Association between genetic risk of alcohol consumption and alcohol-related morbidity and mortality under different alcohol policy conditions: Evidence from the Finnish alcohol price reduction of 2004.Addiction. 2023 04; 118(4):678-685.A
Harmful alcohol consumption is influenced by both genetic susceptibility and the price of alcohol. Many previous studies have observed that genetic susceptibility to consumption of alcohol is more predictive in less restrictive drinking conditions. We assess whether such a pattern applies when the prices of alcoholic beverages are decreased.
Data consist of genetically informed population-representative surveys (FINRISK 1992, 1997, 2002 and Health 2000) linked to administrative registers. We analysed the interaction between a polygenic score (PGS) for alcoholic drinks per week consumed and price reduction in predicting the incidence of alcohol-related hospitalizations and deaths in difference-in-difference and interrupted time-series frameworks.
Individuals in Finland were followed quarter-yearly from 1 March 2000 to 31 May 2008.
A total of 22 152 individuals (607 132-person quarter-years, 1399 outcome events) aged 30-79 years.
A natural experiment stemming from the alcohol tax reduction in March 2004 and import deregulation in May 2004.
Outcome was quarter-yearly-measured alcohol-related death or hospitalization. The independent variables of main interest were PGS and a price reform indicator. We adjusted for gender, age, age squared, season, 10 first principal components of the genome, data collection round and genotyping batch.
Both alcohol price reduction and one standard deviation change in PGS were associated with alcohol-related health outcomes; odds ratios (ORs) were 1.32, 95% confidence interval (CI) = 1.13, 1.53 and 1.26, 95% CI = 1.12, 1.42 in the 8-year follow-up, respectively.
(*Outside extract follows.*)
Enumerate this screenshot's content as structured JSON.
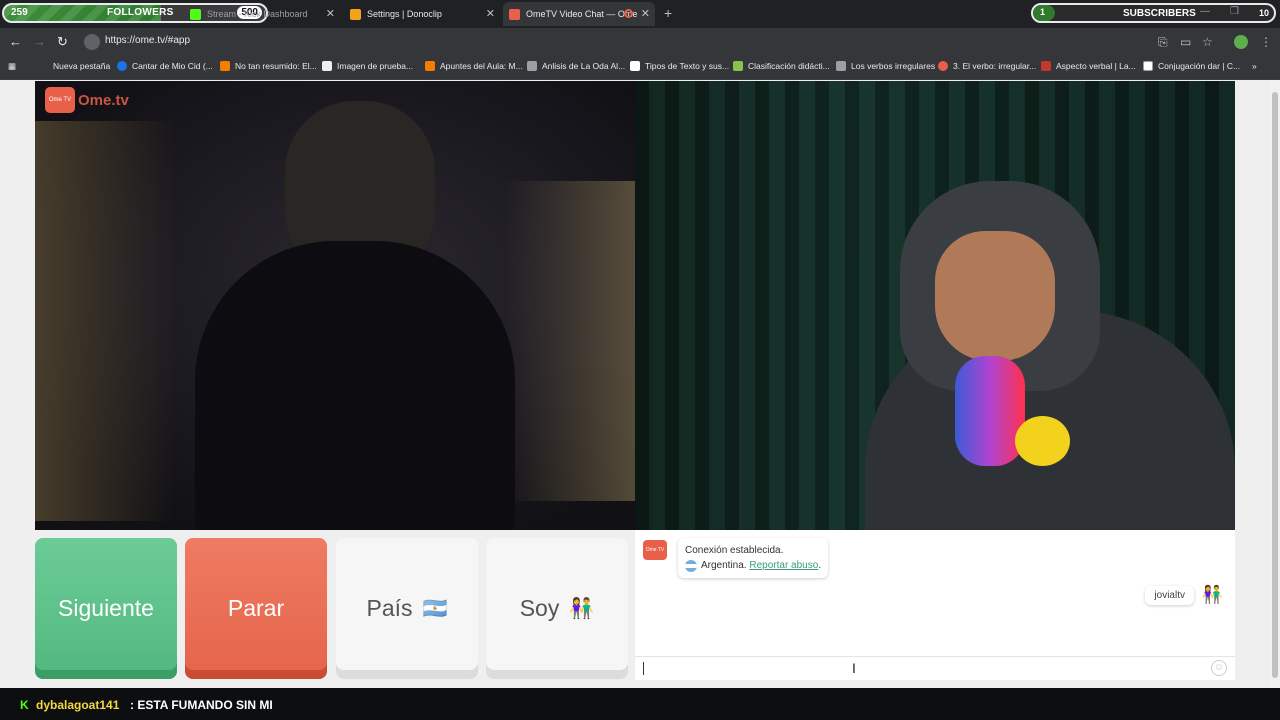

The association between PGS and alcohol-related morbidity was similar before and after the alcohol price reform (PGS × price reform interaction OR = 0.96, 95% CI = 0.81, 1.14). These results were robust across different follow-up periods and measurement and analysis strategies.
Although the decrease of alcohol price in Finland in 2004 substantially increased overall alcohol-related morbidity and mortality, the genetic susceptibility to alcohol consumption did not become more manifest in predicting them.